“It’s almost like I’m addicted to it,” he says from the home he shares with his aging parents in Kooskia, Idaho (pop. 607), on the Nez Perce Indian Reservation. “I have to do it to maintain my peace of mind. Any sort of tedious, repetitive work like this is meditation. You experience a calmness when you’re doing this work.”

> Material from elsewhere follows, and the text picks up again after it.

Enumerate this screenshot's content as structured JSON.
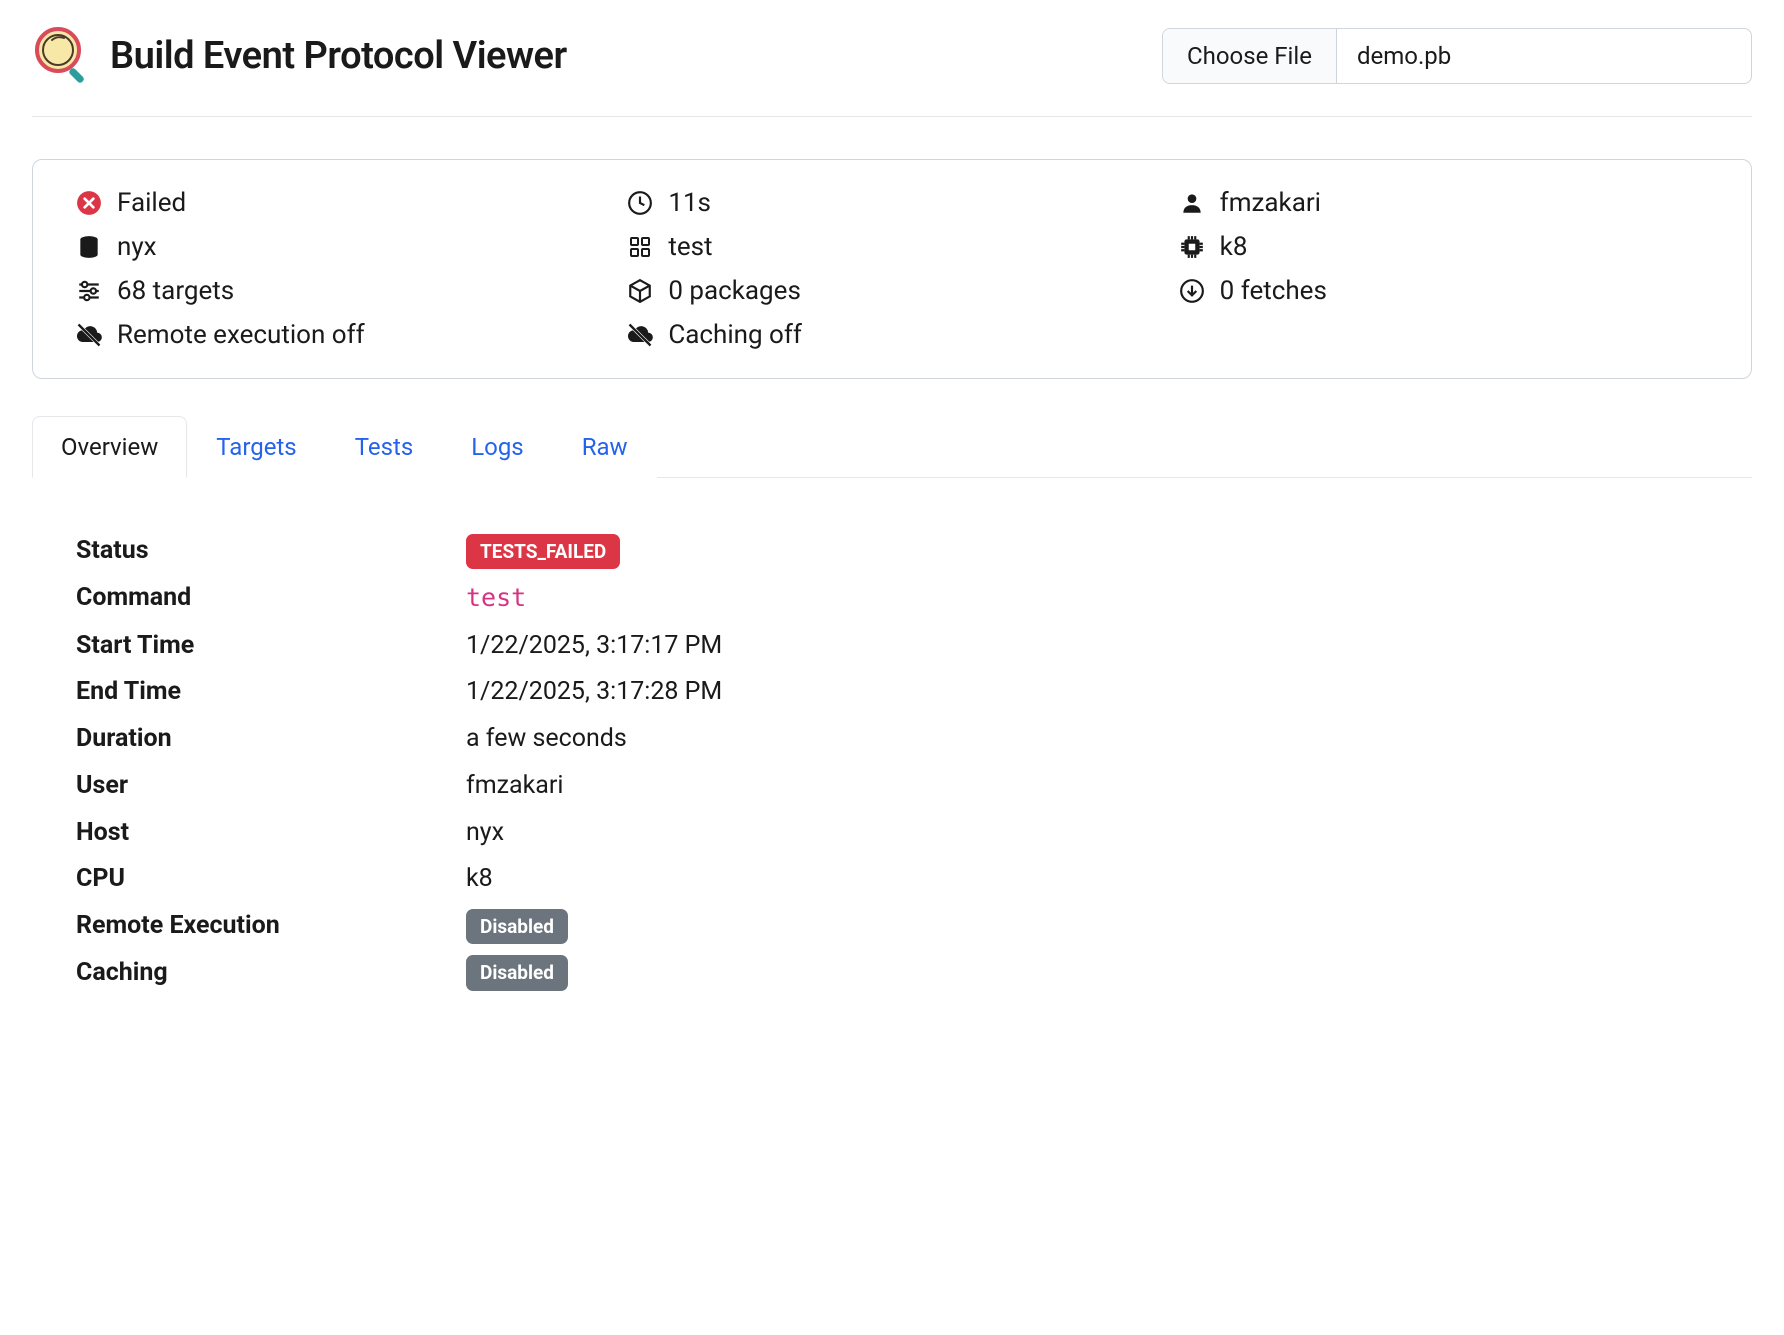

His beaded images, though, are anything but meditative. Amerman’s unique style of beadwork exploded onto the Indian art scene in 1983, when he beaded a portrait of Brooke Shields in a bikini on the back of his leather motorcycle jacket. Since then, he has featured images of Wonder Woman, Val Kilmer, and Winona Ryder on cuff bracelets, and he has re-created realistic portraits of Chief Joseph, Geronimo, Quanah Parker, and Sitting Bull. In some of his works, there’s a mashup of historical and contemporary, such as a depiction of the burning Twin Towers on 9/11 with Native Americans on horseback in the foreground or an image of soldiers jumping from a helicopter in a war zone with a portrait of Crazy Horse in the center (both of those are part of the permanent collection of the Smithsonian’s National Museum of the American Indian in Washington, D.C., where an Amerman bracelet featuring Chief Joseph is also on display).

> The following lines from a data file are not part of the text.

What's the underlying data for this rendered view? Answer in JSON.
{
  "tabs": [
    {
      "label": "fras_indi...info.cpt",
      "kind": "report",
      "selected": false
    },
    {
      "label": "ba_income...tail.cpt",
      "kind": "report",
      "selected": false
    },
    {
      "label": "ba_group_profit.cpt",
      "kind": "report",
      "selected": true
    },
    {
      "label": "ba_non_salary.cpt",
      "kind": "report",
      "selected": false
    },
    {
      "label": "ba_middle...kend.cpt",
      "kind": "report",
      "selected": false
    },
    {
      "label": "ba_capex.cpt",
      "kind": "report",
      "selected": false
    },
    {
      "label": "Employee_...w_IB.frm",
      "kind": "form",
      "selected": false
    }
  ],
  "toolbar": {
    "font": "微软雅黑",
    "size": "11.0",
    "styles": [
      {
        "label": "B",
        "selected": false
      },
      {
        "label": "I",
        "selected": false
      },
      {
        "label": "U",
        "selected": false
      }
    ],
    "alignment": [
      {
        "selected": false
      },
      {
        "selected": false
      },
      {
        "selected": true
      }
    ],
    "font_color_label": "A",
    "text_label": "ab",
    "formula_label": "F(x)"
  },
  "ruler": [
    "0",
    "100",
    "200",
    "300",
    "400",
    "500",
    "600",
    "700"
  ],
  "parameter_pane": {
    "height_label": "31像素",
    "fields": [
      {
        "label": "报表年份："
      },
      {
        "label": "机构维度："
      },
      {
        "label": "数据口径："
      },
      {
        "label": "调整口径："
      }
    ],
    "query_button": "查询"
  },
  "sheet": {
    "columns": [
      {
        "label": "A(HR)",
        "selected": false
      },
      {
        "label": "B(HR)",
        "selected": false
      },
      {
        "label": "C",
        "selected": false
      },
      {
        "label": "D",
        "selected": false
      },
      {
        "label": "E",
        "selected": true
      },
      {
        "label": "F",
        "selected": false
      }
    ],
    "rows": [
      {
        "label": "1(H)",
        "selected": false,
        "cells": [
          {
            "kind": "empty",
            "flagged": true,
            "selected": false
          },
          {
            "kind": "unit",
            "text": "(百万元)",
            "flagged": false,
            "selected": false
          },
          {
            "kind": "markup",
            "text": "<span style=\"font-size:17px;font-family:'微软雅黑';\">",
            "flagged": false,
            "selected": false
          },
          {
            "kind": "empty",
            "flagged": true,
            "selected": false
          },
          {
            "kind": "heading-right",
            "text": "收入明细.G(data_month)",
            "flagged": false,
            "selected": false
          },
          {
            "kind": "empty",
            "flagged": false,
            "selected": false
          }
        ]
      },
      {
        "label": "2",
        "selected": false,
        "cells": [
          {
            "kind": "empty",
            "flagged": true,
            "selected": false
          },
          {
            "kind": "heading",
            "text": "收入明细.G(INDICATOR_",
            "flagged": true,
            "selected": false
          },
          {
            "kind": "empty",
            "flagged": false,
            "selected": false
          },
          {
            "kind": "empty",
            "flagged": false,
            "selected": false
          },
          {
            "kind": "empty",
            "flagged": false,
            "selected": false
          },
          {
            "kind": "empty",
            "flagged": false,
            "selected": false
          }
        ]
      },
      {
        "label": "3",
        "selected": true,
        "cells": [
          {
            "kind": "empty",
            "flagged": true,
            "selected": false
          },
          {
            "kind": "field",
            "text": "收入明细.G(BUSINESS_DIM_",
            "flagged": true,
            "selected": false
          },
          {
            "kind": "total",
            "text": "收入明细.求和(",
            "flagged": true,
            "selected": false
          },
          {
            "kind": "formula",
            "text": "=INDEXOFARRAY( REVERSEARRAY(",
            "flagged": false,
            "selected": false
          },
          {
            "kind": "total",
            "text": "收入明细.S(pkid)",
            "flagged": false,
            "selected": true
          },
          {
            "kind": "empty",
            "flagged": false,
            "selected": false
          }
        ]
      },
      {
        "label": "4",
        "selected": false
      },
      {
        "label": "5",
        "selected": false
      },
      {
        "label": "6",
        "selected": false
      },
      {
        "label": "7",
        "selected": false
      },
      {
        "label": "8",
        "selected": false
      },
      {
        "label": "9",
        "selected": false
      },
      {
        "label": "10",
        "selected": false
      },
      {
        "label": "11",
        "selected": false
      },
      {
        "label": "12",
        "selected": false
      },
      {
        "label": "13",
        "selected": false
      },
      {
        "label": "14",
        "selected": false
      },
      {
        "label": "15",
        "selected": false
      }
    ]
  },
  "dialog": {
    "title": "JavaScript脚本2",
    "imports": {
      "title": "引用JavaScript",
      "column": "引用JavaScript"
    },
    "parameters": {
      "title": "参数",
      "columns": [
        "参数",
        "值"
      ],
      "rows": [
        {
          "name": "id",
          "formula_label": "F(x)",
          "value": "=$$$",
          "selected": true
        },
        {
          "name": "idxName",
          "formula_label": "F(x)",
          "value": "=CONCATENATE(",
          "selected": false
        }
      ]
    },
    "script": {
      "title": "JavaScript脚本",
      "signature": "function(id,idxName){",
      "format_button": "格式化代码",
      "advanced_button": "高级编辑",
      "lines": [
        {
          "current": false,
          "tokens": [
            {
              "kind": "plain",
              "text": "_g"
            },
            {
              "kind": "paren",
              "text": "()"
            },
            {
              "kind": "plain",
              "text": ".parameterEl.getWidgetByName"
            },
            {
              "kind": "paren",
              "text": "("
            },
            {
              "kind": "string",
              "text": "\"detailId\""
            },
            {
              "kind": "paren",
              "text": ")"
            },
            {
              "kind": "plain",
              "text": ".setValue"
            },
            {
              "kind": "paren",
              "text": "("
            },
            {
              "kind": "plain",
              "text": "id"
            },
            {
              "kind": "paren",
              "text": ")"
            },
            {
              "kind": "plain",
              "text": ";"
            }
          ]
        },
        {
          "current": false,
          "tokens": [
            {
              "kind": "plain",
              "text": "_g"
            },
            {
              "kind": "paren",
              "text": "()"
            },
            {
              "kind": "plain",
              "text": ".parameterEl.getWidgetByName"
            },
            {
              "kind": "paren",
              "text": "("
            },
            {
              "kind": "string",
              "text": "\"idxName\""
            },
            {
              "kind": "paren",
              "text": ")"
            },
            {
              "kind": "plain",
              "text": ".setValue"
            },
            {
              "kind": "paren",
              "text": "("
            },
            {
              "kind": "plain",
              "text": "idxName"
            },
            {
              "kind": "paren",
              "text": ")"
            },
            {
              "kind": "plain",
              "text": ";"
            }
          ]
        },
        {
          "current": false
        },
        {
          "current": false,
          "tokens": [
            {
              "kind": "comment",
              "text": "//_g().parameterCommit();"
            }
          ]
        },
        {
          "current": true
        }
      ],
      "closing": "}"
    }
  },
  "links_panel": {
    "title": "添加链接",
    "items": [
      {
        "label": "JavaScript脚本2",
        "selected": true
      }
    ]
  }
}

If he’s making a social commentary, it comes out organically. “I have this bank of images and all of a sudden, two will decide they belong together,” Amerman says. “Or something in the news sparks a connection — it could be anything.”
He’s not unaware of the strength of contrasting images and the power of pulling from the headlines and putting a personal twist on them. “As artists, we’re supposed to be sensitive, to be aware of the truth. My social-political side can’t help but come out. It comes out in my beadwork and seeps out of my pores.”

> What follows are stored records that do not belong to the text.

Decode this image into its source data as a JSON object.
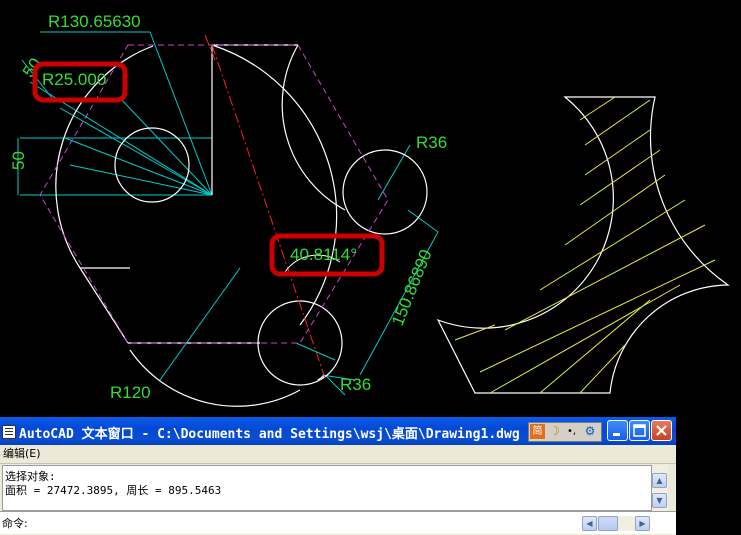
{
  "drawing": {
    "dimensions": {
      "r_outer": "R130.65630",
      "dim_50_top": "50",
      "r_inner": "R25.000",
      "dim_50_left": "50",
      "r36_top": "R36",
      "angle": "40.8114°",
      "length": "150.86890",
      "r120": "R120",
      "r36_bottom": "R36"
    },
    "colors": {
      "geometry": "#ffffff",
      "dimension": "#33dd33",
      "construction": "#00cccc",
      "centerline": "#ff2020",
      "hexagon": "#cc44cc",
      "hatch": "#e8e840",
      "highlight": "#cc0000"
    }
  },
  "text_window": {
    "title": "AutoCAD 文本窗口 - C:\\Documents and Settings\\wsj\\桌面\\Drawing1.dwg",
    "menu": {
      "edit": "编辑(E)"
    },
    "history": [
      "选择对象:",
      "面积 = 27472.3895, 周长 = 895.5463"
    ],
    "command_prompt": "命令:",
    "ime": {
      "mode": "简",
      "moon": "☽",
      "dot": "•,",
      "tool": "⚙"
    }
  }
}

Amerman, who is Choctaw, comes to beading naturally. His family and extended family — in Arizona, Oklahoma, and Oregon — were into powwow culture. “They were singers, dancers, drummers, composers,” he says. “We made the whole outfit — the feather bustles in the back and all of the beadwork for the dancing outfits — moccasins, leggings, everything.”
He sold his first beadwork at the Pendleton Round-Up Indian Village in Pendleton, Oregon. “We put out a card table, and I sold beaded bracelets, like the loom-beaded soft cuffs you would tie on, for $5.” Today Amerman’s bracelets sell for $1,200.
His collectors include celebrities Sylvester Stallone, Elton John, and Goldie Hawn, and his works are in the permanent collections of the Autry Museum of the American West in Los Angeles, American Museum of Natural History in New York, Museum of Indian Arts & Culture in Santa Fe, and the Portland Art Museum in Portland, Oregon.
Whether his work is realized in a bracelet or a framed piece, whether it’s displayed on an arm or a gallery wall, Amerman is known for his arresting realistic images. There’s even a name for the unique style that has made him a superhero in the beading world. “I started this ‘photobeadalism,’ ” he says. “I was the first to originate this style, and it’s caught on in Indian country.”
Widely imitated by many other — mostly Native American —beaders, Amerman sees the emulation as a cultural opportunity. “I wanted to share it with my people,” he says. “I like ideas that are shared and become a whole movement, and this has become an evolution in the Indian world.”
From the August/September 2016 issue.